- _DATA PROVIDED_

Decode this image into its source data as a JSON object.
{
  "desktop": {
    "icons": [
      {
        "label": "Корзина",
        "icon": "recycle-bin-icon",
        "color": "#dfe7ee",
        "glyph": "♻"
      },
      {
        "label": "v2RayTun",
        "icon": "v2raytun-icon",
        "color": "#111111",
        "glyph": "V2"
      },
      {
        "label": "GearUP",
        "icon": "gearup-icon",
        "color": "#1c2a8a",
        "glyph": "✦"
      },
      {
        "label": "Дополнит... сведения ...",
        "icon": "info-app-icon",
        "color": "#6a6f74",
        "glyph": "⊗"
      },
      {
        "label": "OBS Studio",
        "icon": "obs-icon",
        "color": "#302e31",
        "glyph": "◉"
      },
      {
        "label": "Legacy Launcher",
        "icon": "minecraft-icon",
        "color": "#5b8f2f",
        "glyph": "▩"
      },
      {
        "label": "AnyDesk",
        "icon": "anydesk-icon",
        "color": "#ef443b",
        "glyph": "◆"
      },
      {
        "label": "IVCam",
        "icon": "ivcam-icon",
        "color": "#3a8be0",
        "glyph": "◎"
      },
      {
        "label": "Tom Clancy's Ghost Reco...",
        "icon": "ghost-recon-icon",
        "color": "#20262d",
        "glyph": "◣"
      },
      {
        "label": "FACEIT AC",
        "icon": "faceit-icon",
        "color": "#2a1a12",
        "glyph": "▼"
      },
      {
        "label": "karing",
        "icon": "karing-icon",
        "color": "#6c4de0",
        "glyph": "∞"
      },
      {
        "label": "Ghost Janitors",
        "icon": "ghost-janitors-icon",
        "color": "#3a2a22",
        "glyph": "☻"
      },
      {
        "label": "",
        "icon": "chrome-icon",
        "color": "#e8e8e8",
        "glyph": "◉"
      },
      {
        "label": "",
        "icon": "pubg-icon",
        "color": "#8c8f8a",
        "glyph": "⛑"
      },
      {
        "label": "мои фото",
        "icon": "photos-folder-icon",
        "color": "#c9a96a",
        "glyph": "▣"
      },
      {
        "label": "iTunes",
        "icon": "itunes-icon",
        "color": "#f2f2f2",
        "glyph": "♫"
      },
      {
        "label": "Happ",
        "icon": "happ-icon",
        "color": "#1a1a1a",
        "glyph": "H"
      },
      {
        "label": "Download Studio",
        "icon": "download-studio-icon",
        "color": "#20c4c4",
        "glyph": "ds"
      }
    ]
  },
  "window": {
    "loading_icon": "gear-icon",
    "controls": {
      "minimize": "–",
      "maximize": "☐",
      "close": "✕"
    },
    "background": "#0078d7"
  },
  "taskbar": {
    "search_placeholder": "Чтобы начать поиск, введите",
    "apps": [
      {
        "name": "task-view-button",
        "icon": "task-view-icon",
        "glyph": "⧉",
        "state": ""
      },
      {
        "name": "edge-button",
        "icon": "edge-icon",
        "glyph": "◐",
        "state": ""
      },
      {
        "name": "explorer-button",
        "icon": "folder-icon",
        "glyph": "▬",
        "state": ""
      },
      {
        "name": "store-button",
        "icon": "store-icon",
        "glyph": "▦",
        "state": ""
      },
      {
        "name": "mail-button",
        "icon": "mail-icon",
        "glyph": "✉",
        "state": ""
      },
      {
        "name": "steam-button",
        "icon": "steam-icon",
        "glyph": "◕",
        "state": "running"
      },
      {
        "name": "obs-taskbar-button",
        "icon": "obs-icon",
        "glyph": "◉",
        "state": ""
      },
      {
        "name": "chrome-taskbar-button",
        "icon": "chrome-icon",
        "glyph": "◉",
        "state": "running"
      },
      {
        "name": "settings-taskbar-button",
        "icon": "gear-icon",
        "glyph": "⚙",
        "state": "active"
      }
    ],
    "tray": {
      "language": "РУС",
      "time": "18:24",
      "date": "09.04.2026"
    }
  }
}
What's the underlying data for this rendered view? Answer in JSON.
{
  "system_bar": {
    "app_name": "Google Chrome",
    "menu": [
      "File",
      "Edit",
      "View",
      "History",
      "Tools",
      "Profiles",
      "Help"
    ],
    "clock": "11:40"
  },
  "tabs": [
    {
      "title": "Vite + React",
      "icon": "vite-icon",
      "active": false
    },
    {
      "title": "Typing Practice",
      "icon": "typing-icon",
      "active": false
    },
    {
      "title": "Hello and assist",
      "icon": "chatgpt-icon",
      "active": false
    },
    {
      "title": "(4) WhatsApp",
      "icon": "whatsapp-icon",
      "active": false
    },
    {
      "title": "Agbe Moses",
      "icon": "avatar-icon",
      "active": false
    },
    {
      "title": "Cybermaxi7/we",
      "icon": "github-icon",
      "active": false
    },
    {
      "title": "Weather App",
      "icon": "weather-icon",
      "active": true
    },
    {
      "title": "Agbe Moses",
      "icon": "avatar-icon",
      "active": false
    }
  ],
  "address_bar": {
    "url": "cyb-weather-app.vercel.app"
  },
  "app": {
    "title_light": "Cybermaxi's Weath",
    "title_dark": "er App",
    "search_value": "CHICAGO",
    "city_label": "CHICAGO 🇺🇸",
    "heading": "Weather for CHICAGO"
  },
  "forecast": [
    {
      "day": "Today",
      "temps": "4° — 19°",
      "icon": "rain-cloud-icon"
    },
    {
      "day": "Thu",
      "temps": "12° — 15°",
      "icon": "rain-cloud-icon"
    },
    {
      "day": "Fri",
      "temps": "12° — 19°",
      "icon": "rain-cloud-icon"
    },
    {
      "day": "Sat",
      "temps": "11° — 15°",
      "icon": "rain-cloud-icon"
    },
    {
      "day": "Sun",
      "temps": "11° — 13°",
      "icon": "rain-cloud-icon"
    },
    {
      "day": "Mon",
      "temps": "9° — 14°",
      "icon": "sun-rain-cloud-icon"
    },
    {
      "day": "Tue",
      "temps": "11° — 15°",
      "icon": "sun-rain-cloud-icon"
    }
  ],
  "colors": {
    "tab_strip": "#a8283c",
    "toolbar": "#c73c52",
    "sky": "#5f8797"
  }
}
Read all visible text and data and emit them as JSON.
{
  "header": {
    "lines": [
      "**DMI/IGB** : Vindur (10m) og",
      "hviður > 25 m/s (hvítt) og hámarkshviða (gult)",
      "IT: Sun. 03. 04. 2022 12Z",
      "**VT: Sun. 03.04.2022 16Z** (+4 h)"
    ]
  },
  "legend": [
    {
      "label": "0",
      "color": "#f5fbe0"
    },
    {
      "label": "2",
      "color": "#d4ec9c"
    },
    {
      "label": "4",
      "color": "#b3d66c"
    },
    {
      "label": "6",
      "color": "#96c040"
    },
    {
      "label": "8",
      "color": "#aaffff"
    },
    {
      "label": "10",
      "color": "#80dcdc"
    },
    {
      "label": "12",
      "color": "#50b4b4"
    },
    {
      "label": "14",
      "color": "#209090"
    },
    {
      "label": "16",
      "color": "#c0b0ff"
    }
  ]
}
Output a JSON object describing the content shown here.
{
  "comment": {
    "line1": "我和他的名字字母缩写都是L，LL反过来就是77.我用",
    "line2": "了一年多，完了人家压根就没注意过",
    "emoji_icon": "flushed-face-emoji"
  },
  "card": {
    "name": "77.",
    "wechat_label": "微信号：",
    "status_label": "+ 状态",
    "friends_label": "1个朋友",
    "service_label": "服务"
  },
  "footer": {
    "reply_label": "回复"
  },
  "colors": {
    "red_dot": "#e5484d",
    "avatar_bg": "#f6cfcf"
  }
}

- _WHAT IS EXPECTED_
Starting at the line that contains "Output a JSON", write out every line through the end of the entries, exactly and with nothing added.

- _THE COMPLETED TASK_
Output a JSON object describing the content shown here.
{
  "comment": {
    "line1": "我和他的名字字母缩写都是L，LL反过来就是77.我用",
    "line2": "了一年多，完了人家压根就没注意过",
    "emoji_icon": "flushed-face-emoji"
  },
  "card": {
    "name": "77.",
    "wechat_label": "微信号：",
    "status_label": "+ 状态",
    "friends_label": "1个朋友",
    "service_label": "服务"
  },
  "footer": {
    "reply_label": "回复"
  },
  "colors": {
    "red_dot": "#e5484d",
    "avatar_bg": "#f6cfcf"
  }
}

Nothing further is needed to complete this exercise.